The denial of this pedigree was a Victorian anti-Irish prejudice on the part of the English, who saw the Irish as barbaric Celts at that time, and would reflexively scoff at a noble Florentine origin of Irish families. The English scoffed at all things Irish in that era.
PROBABLY INCORRECT: Unfortunately, Other's descent from the Gherardini was claimed a fantasy, debunked by a Victorian writer. In one version of the story, he was a son of Otho di Gherardini of the Florentine family.
"The story given above is traced to an Irish priest, 'called Maurice, who was of the family of the Gherardini settled in that island,' and who, passing through Florence in 1413, claimed the local Gherardini as his ancient kinsmen."
The Mona Lisa painting by Leonard da Vinci was born of the Gherardini family of Florence.

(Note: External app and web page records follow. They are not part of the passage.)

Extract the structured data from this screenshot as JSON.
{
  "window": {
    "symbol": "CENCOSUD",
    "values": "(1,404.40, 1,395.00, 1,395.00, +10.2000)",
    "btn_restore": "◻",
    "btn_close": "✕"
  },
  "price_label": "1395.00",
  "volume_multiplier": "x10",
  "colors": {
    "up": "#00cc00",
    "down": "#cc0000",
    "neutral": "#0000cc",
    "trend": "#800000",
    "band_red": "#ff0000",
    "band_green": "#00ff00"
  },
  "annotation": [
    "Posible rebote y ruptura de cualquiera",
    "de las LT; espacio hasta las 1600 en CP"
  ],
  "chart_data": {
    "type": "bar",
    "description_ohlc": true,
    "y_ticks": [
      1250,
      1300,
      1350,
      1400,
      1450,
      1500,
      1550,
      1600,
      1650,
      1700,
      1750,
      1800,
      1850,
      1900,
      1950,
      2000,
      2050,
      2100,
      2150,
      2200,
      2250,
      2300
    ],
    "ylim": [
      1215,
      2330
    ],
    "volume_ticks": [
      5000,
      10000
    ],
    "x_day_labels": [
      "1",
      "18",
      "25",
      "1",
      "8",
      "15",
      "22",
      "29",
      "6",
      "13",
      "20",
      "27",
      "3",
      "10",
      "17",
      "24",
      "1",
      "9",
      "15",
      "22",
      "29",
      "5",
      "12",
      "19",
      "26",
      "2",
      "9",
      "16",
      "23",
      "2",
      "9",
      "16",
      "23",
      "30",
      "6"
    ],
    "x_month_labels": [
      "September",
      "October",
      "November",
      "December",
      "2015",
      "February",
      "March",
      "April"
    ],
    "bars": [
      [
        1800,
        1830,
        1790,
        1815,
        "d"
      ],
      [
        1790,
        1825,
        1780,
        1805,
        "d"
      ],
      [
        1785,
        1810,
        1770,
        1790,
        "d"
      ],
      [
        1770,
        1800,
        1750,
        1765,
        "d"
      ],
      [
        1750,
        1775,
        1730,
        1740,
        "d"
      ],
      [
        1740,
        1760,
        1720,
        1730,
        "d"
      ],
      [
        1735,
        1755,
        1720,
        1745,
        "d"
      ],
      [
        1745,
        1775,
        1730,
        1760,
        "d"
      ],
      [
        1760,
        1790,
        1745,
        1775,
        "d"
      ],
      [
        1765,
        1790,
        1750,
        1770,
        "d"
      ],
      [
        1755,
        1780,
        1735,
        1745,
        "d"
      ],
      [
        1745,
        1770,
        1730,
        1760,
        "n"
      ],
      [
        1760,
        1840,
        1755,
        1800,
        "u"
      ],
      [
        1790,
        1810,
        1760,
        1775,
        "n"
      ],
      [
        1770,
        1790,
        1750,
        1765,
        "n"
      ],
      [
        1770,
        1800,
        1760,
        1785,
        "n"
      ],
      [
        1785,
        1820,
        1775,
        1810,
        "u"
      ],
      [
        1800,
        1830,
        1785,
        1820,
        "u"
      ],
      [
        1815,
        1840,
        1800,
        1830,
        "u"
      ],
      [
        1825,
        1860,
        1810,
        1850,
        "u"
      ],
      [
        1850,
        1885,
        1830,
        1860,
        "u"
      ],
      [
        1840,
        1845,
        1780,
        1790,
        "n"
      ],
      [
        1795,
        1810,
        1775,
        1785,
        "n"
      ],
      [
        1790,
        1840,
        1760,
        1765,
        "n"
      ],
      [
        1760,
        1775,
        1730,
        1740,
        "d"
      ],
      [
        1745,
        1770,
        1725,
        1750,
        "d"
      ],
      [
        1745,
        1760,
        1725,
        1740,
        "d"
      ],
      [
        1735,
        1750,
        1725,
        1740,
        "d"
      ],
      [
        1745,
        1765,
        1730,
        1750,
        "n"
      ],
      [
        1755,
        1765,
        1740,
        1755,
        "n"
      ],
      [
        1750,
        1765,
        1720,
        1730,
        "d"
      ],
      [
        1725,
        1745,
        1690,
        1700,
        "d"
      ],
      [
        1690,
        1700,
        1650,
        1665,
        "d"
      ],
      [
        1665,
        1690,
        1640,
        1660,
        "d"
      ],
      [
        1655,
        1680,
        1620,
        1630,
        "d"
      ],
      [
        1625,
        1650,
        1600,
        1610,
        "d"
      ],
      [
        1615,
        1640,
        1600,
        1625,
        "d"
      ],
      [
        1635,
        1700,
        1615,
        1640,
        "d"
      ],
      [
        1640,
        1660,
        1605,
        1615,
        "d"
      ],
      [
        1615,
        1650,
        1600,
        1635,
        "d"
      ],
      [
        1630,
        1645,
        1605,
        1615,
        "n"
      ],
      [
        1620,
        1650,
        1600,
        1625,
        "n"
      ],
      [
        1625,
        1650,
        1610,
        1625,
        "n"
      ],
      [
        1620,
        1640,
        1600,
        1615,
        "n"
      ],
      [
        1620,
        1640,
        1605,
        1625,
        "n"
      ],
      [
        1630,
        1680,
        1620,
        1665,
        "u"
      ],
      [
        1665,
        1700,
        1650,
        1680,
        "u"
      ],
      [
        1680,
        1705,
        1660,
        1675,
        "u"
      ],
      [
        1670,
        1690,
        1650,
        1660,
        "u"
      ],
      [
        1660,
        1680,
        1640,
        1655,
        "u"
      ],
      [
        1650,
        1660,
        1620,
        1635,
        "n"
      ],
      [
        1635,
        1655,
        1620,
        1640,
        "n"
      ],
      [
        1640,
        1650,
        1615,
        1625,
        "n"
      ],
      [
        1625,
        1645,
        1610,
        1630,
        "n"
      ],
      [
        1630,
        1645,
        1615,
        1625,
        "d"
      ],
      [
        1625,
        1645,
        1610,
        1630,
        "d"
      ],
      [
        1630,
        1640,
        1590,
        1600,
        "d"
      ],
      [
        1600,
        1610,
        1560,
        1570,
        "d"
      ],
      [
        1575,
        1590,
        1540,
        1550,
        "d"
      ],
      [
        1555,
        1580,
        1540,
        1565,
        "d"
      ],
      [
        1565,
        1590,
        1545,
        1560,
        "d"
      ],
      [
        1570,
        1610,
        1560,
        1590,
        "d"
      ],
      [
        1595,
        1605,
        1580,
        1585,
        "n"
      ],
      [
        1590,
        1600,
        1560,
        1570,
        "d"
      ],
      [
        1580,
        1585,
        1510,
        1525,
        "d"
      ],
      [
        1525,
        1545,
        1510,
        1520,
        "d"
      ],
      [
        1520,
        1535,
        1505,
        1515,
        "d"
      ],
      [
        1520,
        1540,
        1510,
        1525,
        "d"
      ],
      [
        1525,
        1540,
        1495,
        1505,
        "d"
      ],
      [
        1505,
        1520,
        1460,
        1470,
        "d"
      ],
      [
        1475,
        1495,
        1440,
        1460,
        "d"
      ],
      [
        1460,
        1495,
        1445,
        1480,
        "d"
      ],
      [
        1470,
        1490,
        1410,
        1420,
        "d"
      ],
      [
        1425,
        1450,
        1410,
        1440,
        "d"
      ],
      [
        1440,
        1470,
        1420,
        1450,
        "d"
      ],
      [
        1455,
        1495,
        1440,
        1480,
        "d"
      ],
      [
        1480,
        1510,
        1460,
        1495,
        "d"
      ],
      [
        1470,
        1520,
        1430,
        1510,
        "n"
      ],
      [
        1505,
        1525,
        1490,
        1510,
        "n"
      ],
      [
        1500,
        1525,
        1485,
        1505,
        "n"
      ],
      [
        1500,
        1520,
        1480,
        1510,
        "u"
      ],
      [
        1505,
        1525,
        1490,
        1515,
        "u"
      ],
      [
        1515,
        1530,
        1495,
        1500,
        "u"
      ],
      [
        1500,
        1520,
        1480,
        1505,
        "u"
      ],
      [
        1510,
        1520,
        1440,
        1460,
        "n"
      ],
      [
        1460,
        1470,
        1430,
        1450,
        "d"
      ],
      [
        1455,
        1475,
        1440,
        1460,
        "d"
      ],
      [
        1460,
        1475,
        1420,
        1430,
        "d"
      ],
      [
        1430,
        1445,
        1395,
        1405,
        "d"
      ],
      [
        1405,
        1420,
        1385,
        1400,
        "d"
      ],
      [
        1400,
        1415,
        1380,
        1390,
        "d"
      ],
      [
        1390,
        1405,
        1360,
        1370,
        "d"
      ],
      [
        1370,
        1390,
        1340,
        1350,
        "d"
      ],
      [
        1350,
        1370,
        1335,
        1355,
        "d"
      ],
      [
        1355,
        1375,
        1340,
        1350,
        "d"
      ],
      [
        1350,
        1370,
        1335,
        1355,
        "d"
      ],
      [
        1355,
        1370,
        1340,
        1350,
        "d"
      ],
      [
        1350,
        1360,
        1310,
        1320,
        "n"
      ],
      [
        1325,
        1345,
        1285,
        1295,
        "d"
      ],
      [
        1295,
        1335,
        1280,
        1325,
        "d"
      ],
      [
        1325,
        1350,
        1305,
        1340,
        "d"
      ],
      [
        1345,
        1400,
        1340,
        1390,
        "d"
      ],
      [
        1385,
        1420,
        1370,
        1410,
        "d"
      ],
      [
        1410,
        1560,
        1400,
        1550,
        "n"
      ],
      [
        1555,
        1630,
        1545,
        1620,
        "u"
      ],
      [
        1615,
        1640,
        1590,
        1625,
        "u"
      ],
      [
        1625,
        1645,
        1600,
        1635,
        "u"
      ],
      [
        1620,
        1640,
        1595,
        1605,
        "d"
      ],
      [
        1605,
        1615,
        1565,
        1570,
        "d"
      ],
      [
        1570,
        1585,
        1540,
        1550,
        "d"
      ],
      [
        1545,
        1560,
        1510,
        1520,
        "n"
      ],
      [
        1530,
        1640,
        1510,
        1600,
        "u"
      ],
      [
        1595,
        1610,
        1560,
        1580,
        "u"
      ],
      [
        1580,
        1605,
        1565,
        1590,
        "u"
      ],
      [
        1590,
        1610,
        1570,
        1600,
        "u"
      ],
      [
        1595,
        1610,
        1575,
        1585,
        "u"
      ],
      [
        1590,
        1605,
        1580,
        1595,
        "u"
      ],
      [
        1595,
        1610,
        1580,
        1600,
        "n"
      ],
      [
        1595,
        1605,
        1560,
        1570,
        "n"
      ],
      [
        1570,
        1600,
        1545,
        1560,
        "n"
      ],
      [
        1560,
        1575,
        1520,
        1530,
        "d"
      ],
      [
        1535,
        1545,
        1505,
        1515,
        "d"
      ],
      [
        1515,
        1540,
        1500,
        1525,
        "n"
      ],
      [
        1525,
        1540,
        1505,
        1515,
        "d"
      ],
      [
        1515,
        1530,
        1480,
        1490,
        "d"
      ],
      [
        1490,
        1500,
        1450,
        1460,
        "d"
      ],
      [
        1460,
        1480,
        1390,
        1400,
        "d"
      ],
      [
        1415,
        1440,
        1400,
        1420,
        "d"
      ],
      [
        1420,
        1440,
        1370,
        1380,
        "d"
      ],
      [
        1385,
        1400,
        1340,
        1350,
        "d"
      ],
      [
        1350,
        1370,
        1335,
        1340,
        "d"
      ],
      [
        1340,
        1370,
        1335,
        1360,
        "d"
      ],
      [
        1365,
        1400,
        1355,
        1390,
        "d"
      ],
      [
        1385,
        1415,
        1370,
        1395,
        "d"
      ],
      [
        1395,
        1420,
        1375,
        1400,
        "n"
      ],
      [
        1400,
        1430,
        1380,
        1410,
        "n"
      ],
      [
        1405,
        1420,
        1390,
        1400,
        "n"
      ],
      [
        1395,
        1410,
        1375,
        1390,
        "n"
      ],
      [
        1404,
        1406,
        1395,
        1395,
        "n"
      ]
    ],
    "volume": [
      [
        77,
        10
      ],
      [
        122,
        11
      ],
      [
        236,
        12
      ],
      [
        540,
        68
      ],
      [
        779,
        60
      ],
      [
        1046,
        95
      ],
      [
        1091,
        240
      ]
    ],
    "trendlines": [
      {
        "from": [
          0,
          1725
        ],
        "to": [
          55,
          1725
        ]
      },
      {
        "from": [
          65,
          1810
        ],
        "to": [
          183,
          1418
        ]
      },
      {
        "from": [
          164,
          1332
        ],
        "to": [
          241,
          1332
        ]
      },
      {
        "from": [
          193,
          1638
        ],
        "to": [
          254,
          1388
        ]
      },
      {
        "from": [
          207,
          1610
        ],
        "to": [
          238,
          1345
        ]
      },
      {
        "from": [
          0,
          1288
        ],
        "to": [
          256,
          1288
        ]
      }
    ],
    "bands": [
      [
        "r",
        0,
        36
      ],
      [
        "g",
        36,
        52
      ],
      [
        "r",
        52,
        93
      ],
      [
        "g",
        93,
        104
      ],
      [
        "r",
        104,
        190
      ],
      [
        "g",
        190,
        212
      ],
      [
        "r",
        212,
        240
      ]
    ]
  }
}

Her husband, a silk merchant, was of the Giocondo family. Hence, the painting is often called "La Gioncanda" indicated Mona Lisa's married name.
The Gheradini family had estates in various parts of the Florentine territory. In Florence, their principal residence was near the Ponte Vecchio bridge. Their tower still exists, being part of the Palazzo Bartolomei.
The first date we have in the family history is 910 A.D. when one Raniero (Rainier?) was living. The Italian historian Gammurini, says "the Gherardi were among the most ancient and wealthy families of Tuscany in 900 A.D."
The family flourished until the year 1125. Then, during a political upheaval, the patrician families were driven into exile. The Gherardini lost their patrician rank and became mere citizens. Later they were restored to honors, became wealthy again, and served the Republic of Florence both in the senate and on the battlefield. Three were Consuls of the Republic; others died as leaders of the Republican armies in the many civil wars. Confiscations and losses during the civil wars impoverished the Gherardini, and they also suffered much by the destruction of their property in the great fire of Florence in 1303. From the 14th century onwards they seem to have played a smaller part in the history of Florence.
At different times, between 1000 and 1400, individuals of the family emigrated, passing into France, England, Wales, Ireland, Cracow and the Canary Islands. Those who stayed in Florence became extinct, as did those in France and Cracow. However, there are correspondence records showing that the Gherardini of Florence and the Irish "Geraldines" did not lose touch with each other. There are records of visits back and forth until the late 1500's.